WHAT TO PRODUCE: Where a line of the data holds the word "likes", copy that line.

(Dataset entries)
*** Begin section ***
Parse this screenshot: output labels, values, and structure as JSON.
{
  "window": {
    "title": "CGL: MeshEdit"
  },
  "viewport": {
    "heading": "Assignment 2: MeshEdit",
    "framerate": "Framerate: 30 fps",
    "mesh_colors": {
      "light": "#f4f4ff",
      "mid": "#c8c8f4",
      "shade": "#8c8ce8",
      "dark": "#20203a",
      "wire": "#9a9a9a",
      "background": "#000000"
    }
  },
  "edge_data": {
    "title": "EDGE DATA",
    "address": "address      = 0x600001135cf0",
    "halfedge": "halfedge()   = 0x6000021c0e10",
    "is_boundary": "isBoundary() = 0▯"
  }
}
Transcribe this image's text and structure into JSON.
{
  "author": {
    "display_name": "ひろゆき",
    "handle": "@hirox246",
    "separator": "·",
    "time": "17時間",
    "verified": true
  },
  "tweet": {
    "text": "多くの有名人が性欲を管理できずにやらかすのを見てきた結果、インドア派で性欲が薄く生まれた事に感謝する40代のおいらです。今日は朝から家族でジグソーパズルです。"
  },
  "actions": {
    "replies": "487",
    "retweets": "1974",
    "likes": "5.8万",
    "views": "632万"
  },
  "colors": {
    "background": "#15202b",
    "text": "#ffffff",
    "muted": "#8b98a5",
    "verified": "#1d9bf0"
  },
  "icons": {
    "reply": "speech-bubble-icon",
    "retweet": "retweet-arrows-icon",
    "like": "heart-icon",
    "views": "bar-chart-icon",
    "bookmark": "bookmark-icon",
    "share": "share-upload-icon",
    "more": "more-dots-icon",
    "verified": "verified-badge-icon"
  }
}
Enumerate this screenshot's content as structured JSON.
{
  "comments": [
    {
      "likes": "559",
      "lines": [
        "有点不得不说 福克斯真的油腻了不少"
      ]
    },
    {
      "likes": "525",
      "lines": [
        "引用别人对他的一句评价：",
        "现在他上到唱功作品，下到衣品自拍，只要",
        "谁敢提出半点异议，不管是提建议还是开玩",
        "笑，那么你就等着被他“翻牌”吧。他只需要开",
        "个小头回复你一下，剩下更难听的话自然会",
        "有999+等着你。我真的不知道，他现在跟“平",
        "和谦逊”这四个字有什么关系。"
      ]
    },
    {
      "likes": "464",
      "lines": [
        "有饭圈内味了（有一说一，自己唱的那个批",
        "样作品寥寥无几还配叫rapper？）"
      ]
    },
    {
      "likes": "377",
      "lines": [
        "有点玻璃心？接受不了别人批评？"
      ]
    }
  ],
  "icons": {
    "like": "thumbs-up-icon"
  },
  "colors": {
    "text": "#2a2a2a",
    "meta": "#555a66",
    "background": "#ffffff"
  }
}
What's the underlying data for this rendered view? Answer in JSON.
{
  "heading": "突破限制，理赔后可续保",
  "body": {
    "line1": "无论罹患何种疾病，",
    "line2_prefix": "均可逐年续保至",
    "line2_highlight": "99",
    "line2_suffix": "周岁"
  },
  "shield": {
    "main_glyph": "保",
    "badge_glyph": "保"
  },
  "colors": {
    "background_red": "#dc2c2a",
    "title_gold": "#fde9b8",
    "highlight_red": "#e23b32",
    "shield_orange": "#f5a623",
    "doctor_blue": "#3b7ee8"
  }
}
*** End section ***
COMPLETED TASK:
    "likes": "5.8万",
      "likes": "559",
      "likes": "525",
      "likes": "464",
      "likes": "377",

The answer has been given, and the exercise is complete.